■ Instructions for the task ■
All of the entries below are to be copied word for word.

■ Task inputs ■
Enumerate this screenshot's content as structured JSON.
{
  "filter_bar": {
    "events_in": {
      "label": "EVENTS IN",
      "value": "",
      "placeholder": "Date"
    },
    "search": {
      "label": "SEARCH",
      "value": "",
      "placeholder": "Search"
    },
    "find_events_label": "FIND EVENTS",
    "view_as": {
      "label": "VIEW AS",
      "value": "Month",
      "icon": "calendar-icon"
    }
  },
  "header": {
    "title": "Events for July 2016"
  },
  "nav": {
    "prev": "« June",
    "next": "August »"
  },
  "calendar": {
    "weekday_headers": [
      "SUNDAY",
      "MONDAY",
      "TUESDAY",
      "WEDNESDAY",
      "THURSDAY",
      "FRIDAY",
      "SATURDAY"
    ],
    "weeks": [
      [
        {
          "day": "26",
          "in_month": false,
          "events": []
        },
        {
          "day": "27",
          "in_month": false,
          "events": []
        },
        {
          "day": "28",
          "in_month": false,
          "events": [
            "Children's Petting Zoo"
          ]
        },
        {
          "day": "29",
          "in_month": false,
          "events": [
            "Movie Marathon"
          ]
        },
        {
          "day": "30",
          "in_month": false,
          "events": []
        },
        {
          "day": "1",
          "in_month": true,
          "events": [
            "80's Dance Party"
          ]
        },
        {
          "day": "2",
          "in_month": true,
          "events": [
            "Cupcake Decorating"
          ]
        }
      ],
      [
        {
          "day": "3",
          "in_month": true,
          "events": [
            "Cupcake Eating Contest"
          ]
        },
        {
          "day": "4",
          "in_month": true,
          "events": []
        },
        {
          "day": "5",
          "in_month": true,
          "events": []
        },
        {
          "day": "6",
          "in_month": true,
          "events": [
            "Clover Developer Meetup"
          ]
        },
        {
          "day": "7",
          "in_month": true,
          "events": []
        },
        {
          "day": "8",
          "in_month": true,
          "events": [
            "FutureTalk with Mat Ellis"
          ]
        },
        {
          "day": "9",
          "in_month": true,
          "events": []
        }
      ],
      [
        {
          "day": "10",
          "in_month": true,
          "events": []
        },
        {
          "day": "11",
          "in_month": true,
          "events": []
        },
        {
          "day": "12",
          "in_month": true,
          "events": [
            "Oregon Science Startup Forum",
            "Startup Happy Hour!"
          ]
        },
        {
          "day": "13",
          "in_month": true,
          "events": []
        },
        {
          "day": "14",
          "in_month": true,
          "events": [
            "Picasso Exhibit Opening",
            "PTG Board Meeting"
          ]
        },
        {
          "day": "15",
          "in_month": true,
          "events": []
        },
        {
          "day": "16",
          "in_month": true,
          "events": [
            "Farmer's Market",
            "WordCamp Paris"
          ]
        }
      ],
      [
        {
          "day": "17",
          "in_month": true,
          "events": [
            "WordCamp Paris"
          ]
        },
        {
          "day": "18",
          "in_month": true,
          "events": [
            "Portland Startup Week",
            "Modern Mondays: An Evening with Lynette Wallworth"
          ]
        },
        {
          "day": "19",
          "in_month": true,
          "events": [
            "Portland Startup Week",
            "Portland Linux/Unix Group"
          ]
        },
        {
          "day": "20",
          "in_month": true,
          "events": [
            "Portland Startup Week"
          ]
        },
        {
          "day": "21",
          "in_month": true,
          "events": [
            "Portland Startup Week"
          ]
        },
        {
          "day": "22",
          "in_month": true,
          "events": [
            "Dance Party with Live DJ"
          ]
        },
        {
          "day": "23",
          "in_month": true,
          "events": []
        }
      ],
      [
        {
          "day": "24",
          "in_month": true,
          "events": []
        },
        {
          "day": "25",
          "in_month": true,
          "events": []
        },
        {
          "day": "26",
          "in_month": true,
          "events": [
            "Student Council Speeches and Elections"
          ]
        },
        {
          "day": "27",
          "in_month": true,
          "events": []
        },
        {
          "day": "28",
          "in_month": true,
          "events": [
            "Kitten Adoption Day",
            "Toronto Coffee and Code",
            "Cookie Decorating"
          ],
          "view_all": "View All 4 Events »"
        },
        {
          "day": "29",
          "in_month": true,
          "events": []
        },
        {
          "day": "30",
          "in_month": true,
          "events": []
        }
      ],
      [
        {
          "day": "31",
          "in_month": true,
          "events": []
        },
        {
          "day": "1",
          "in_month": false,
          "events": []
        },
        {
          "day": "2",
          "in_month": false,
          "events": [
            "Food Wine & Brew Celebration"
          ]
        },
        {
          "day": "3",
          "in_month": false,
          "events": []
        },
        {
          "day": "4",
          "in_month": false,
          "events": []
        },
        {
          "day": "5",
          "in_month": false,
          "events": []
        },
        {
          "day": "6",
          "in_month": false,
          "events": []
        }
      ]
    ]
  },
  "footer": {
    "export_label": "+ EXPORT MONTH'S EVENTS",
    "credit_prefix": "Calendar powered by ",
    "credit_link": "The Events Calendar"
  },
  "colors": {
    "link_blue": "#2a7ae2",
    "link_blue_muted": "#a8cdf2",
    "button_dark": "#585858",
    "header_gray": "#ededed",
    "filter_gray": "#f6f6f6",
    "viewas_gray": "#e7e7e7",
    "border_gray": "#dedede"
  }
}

■ Finished task ■
Enumerate this screenshot's content as structured JSON.
{
  "filter_bar": {
    "events_in": {
      "label": "EVENTS IN",
      "value": "",
      "placeholder": "Date"
    },
    "search": {
      "label": "SEARCH",
      "value": "",
      "placeholder": "Search"
    },
    "find_events_label": "FIND EVENTS",
    "view_as": {
      "label": "VIEW AS",
      "value": "Month",
      "icon": "calendar-icon"
    }
  },
  "header": {
    "title": "Events for July 2016"
  },
  "nav": {
    "prev": "« June",
    "next": "August »"
  },
  "calendar": {
    "weekday_headers": [
      "SUNDAY",
      "MONDAY",
      "TUESDAY",
      "WEDNESDAY",
      "THURSDAY",
      "FRIDAY",
      "SATURDAY"
    ],
    "weeks": [
      [
        {
          "day": "26",
          "in_month": false,
          "events": []
        },
        {
          "day": "27",
          "in_month": false,
          "events": []
        },
        {
          "day": "28",
          "in_month": false,
          "events": [
            "Children's Petting Zoo"
          ]
        },
        {
          "day": "29",
          "in_month": false,
          "events": [
            "Movie Marathon"
          ]
        },
        {
          "day": "30",
          "in_month": false,
          "events": []
        },
        {
          "day": "1",
          "in_month": true,
          "events": [
            "80's Dance Party"
          ]
        },
        {
          "day": "2",
          "in_month": true,
          "events": [
            "Cupcake Decorating"
          ]
        }
      ],
      [
        {
          "day": "3",
          "in_month": true,
          "events": [
            "Cupcake Eating Contest"
          ]
        },
        {
          "day": "4",
          "in_month": true,
          "events": []
        },
        {
          "day": "5",
          "in_month": true,
          "events": []
        },
        {
          "day": "6",
          "in_month": true,
          "events": [
            "Clover Developer Meetup"
          ]
        },
        {
          "day": "7",
          "in_month": true,
          "events": []
        },
        {
          "day": "8",
          "in_month": true,
          "events": [
            "FutureTalk with Mat Ellis"
          ]
        },
        {
          "day": "9",
          "in_month": true,
          "events": []
        }
      ],
      [
        {
          "day": "10",
          "in_month": true,
          "events": []
        },
        {
          "day": "11",
          "in_month": true,
          "events": []
        },
        {
          "day": "12",
          "in_month": true,
          "events": [
            "Oregon Science Startup Forum",
            "Startup Happy Hour!"
          ]
        },
        {
          "day": "13",
          "in_month": true,
          "events": []
        },
        {
          "day": "14",
          "in_month": true,
          "events": [
            "Picasso Exhibit Opening",
            "PTG Board Meeting"
          ]
        },
        {
          "day": "15",
          "in_month": true,
          "events": []
        },
        {
          "day": "16",
          "in_month": true,
          "events": [
            "Farmer's Market",
            "WordCamp Paris"
          ]
        }
      ],
      [
        {
          "day": "17",
          "in_month": true,
          "events": [
            "WordCamp Paris"
          ]
        },
        {
          "day": "18",
          "in_month": true,
          "events": [
            "Portland Startup Week",
            "Modern Mondays: An Evening with Lynette Wallworth"
          ]
        },
        {
          "day": "19",
          "in_month": true,
          "events": [
            "Portland Startup Week",
            "Portland Linux/Unix Group"
          ]
        },
        {
          "day": "20",
          "in_month": true,
          "events": [
            "Portland Startup Week"
          ]
        },
        {
          "day": "21",
          "in_month": true,
          "events": [
            "Portland Startup Week"
          ]
        },
        {
          "day": "22",
          "in_month": true,
          "events": [
            "Dance Party with Live DJ"
          ]
        },
        {
          "day": "23",
          "in_month": true,
          "events": []
        }
      ],
      [
        {
          "day": "24",
          "in_month": true,
          "events": []
        },
        {
          "day": "25",
          "in_month": true,
          "events": []
        },
        {
          "day": "26",
          "in_month": true,
          "events": [
            "Student Council Speeches and Elections"
          ]
        },
        {
          "day": "27",
          "in_month": true,
          "events": []
        },
        {
          "day": "28",
          "in_month": true,
          "events": [
            "Kitten Adoption Day",
            "Toronto Coffee and Code",
            "Cookie Decorating"
          ],
          "view_all": "View All 4 Events »"
        },
        {
          "day": "29",
          "in_month": true,
          "events": []
        },
        {
          "day": "30",
          "in_month": true,
          "events": []
        }
      ],
      [
        {
          "day": "31",
          "in_month": true,
          "events": []
        },
        {
          "day": "1",
          "in_month": false,
          "events": []
        },
        {
          "day": "2",
          "in_month": false,
          "events": [
            "Food Wine & Brew Celebration"
          ]
        },
        {
          "day": "3",
          "in_month": false,
          "events": []
        },
        {
          "day": "4",
          "in_month": false,
          "events": []
        },
        {
          "day": "5",
          "in_month": false,
          "events": []
        },
        {
          "day": "6",
          "in_month": false,
          "events": []
        }
      ]
    ]
  },
  "footer": {
    "export_label": "+ EXPORT MONTH'S EVENTS",
    "credit_prefix": "Calendar powered by ",
    "credit_link": "The Events Calendar"
  },
  "colors": {
    "link_blue": "#2a7ae2",
    "link_blue_muted": "#a8cdf2",
    "button_dark": "#585858",
    "header_gray": "#ededed",
    "filter_gray": "#f6f6f6",
    "viewas_gray": "#e7e7e7",
    "border_gray": "#dedede"
  }
}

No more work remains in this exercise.